=== Task data ===
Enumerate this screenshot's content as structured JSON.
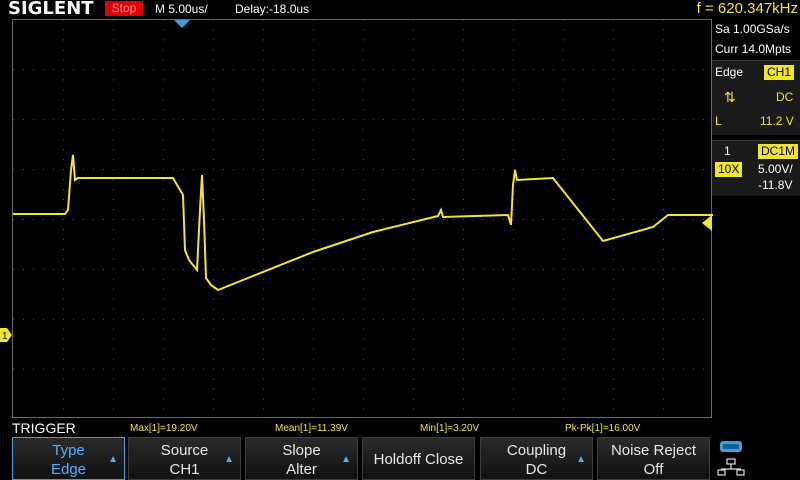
{
  "header": {
    "brand": "SIGLENT",
    "run_state": "Stop",
    "timebase": "M 5.00us/",
    "delay": "Delay:-18.0us",
    "frequency": "f = 620.347kHz"
  },
  "acquisition": {
    "sample_rate": "Sa 1.00GSa/s",
    "memory": "Curr 14.0Mpts"
  },
  "trigger_panel": {
    "type": "Edge",
    "source": "CH1",
    "slope_icon": "rising-falling-edge-icon",
    "coupling": "DC",
    "level_label": "L",
    "level": "11.2 V"
  },
  "channel_panel": {
    "channel_num": "1",
    "coupling": "DC1M",
    "probe": "10X",
    "scale": "5.00V/",
    "offset": "-11.8V"
  },
  "markers": {
    "ch1_ground_label": "1"
  },
  "measurements": {
    "menu_title": "TRIGGER",
    "max": "Max[1]=19.20V",
    "mean": "Mean[1]=11.39V",
    "min": "Min[1]=3.20V",
    "pkpk": "Pk-Pk[1]=16.00V"
  },
  "softkeys": [
    {
      "line1": "Type",
      "line2": "Edge",
      "active": true,
      "arrow": true
    },
    {
      "line1": "Source",
      "line2": "CH1",
      "active": false,
      "arrow": true
    },
    {
      "line1": "Slope",
      "line2": "Alter",
      "active": false,
      "arrow": true
    },
    {
      "line1": "Holdoff Close",
      "line2": "",
      "active": false,
      "arrow": false
    },
    {
      "line1": "Coupling",
      "line2": "DC",
      "active": false,
      "arrow": true
    },
    {
      "line1": "Noise Reject",
      "line2": "Off",
      "active": false,
      "arrow": false
    }
  ],
  "colors": {
    "trace": "#f2e629",
    "run_state_bg": "#e10000",
    "accent": "#3aa0e0"
  }
}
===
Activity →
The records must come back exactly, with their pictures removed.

Answer to this exercise →
Enumerate this screenshot's content as structured JSON.
{
  "header": {
    "brand": "SIGLENT",
    "run_state": "Stop",
    "timebase": "M 5.00us/",
    "delay": "Delay:-18.0us",
    "frequency": "f = 620.347kHz"
  },
  "acquisition": {
    "sample_rate": "Sa 1.00GSa/s",
    "memory": "Curr 14.0Mpts"
  },
  "trigger_panel": {
    "type": "Edge",
    "source": "CH1",
    "slope_icon": "rising-falling-edge-icon",
    "coupling": "DC",
    "level_label": "L",
    "level": "11.2 V"
  },
  "channel_panel": {
    "channel_num": "1",
    "coupling": "DC1M",
    "probe": "10X",
    "scale": "5.00V/",
    "offset": "-11.8V"
  },
  "markers": {
    "ch1_ground_label": "1"
  },
  "measurements": {
    "menu_title": "TRIGGER",
    "max": "Max[1]=19.20V",
    "mean": "Mean[1]=11.39V",
    "min": "Min[1]=3.20V",
    "pkpk": "Pk-Pk[1]=16.00V"
  },
  "softkeys": [
    {
      "line1": "Type",
      "line2": "Edge",
      "active": true,
      "arrow": true
    },
    {
      "line1": "Source",
      "line2": "CH1",
      "active": false,
      "arrow": true
    },
    {
      "line1": "Slope",
      "line2": "Alter",
      "active": false,
      "arrow": true
    },
    {
      "line1": "Holdoff Close",
      "line2": "",
      "active": false,
      "arrow": false
    },
    {
      "line1": "Coupling",
      "line2": "DC",
      "active": false,
      "arrow": true
    },
    {
      "line1": "Noise Reject",
      "line2": "Off",
      "active": false,
      "arrow": false
    }
  ],
  "colors": {
    "trace": "#f2e629",
    "run_state_bg": "#e10000",
    "accent": "#3aa0e0"
  }
}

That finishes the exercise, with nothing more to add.